I HAVE NOT read Oni Buchanan's two (? I think) previous books, although I seem to recall reading a selection of her poems in Legitimate Dangers, which was, what, seven years ago?
You know, for a book that inspired a fair amount of caustic comment at the time, Legitimate Dangers is holding up nicely. If you bought the most recent book of everyone in the volume, you would have more good books than bad ones, I think.
Must a Violence would be one of the good ones.
The third of the collection's five parts consists entirely of one longish (16 pages) poem, "Little Pig," addressed to a guinea pig. The voice seems very young at times, innocent, even naïve: "Ring that little bell with your nose, Little Pig! / There's a bell there, and it's hanging down like that / so that you can ring it!" Before long, though, another note begins to be heard; the guinea pig chews on newspaper (lining its cage?), "enough to make a Little Pig / sick with all that ink and horrible / meaning," the paper's columns full of "total indecency and complete disregard for other / living things." The speaker, one begins to feel, is looking to the pig to find some evidence that creation is not depraved to the core--or that, for the speaker, caring for the pig is a lonely act to prove to herself that someone can care about something, lovingly and unselfishly. It's a lot to ask of a little pig--and the poem knows that it is, which makes the whole all the more poignant.
"Little Pig" seems central to the book in multiple ways. There are other poems about animals or pets, for one thing. "The Wild Rabbit" is addressed to Sergei, an utterly domesticated rabbit, implicitly posing the question of whether loving and caring for Sergei has made him rather other than nature intended him to be. "If You Love an Animal," which has the same Joan of Arc innocence-as-armor tone that we hear later in "Little Pig," looks at first like advice for pet owners, but soon the reader hears, underneath the insistence that we treat our pets humanely, an equally urgent call that we treat each other humanely.
That indirectness is another way in which "Little Pig" seems central to the collection. As the speaker in that poem is concentrating on the pig while a storm of outrage at the world rumbles in the back of her thoughts, so in many of these poems the mind's powers of attention and invention become a way of keeping present pain at bay. In "No Blue Morpho," the speaker's disappointment that the beautiful butterfly is not landing on her arm turns into an ever-expanding arabesque of description of the butterfly's beauty. The mind of the child being punished in "This Here Minute" finds ways to compensate for the company and comfort of which he or she is being deprived; the broken-hearted person on the eastbound airplane in "Younger and Younger" so deeply contemplates what she sees from her window that perhaps healing can begin.

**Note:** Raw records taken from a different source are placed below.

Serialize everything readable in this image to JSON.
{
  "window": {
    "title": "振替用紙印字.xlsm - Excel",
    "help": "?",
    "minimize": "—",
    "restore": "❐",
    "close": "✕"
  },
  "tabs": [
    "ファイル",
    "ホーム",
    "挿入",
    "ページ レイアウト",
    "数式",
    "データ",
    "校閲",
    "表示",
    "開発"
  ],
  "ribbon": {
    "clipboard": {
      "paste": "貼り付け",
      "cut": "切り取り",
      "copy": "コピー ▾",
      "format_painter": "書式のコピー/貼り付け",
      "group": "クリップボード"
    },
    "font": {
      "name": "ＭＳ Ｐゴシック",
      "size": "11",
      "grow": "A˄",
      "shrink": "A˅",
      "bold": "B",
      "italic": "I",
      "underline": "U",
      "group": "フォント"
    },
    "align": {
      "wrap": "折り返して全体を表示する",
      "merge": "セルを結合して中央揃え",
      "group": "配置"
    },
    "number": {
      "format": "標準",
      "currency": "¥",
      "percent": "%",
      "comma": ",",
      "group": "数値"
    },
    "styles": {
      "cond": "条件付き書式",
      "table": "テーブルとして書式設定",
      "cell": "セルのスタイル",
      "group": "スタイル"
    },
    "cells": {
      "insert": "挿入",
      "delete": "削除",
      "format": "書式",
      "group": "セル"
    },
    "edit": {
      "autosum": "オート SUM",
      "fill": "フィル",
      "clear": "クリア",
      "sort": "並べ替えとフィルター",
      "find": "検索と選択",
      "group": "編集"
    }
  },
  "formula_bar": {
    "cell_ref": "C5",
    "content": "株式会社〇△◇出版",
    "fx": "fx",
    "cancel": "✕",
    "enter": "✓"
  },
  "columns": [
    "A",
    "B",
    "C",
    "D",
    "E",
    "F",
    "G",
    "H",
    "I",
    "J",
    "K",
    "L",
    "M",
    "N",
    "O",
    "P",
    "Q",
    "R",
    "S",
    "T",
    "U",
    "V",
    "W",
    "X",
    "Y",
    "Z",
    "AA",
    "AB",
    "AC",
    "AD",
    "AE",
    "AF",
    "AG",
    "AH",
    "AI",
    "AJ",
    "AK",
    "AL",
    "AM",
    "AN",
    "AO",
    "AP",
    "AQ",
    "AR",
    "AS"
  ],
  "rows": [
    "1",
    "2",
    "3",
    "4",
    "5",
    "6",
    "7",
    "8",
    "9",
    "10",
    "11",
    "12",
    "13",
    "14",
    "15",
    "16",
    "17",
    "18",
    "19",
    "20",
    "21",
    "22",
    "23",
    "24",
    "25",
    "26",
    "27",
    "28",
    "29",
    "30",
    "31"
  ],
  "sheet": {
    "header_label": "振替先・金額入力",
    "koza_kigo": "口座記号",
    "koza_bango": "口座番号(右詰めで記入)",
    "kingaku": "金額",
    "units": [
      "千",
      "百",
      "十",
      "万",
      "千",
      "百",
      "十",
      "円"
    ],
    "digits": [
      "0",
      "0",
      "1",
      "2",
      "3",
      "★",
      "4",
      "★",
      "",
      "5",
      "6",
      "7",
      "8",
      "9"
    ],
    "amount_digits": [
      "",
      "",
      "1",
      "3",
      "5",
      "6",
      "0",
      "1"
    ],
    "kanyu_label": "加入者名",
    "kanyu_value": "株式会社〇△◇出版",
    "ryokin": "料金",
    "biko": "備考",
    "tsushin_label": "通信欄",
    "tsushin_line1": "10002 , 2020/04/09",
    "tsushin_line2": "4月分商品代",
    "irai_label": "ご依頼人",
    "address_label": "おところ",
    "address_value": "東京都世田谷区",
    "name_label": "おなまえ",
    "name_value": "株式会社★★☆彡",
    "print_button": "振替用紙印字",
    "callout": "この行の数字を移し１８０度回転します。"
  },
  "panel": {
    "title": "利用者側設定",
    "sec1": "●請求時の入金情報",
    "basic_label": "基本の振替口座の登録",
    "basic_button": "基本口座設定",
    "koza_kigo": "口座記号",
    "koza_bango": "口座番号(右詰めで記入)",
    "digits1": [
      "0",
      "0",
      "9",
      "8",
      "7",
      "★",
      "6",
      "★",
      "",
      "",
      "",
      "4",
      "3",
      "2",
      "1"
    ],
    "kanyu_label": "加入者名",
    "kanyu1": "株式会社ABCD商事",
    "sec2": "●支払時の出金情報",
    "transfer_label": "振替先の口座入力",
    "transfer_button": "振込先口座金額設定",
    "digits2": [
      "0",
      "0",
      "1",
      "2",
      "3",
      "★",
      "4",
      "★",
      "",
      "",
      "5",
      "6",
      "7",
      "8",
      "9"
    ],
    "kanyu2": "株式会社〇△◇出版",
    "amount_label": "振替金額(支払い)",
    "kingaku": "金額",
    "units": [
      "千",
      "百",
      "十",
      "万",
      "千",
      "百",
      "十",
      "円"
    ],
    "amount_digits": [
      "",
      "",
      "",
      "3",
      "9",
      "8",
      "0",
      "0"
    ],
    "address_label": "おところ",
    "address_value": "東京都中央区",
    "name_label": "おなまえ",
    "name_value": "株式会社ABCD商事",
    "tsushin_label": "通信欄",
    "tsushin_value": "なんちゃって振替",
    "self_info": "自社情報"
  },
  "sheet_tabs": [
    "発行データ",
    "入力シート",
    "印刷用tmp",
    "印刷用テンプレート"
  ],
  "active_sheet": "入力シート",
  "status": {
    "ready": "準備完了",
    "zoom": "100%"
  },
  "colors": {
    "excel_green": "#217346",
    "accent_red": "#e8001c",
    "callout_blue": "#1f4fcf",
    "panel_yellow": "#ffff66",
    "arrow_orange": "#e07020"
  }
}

There's an anger-flavored sadness in the book, but it never comes fully into view. In "This World," for instance, as in Elizabeth Bishop's "At the Fishhouses," the images seem to compose a complicated history that won't be uttered. "Must a Violence"--the most powerful poem here--looks like an exercise in anaphora, but soon turns terrifying. It left me shaken.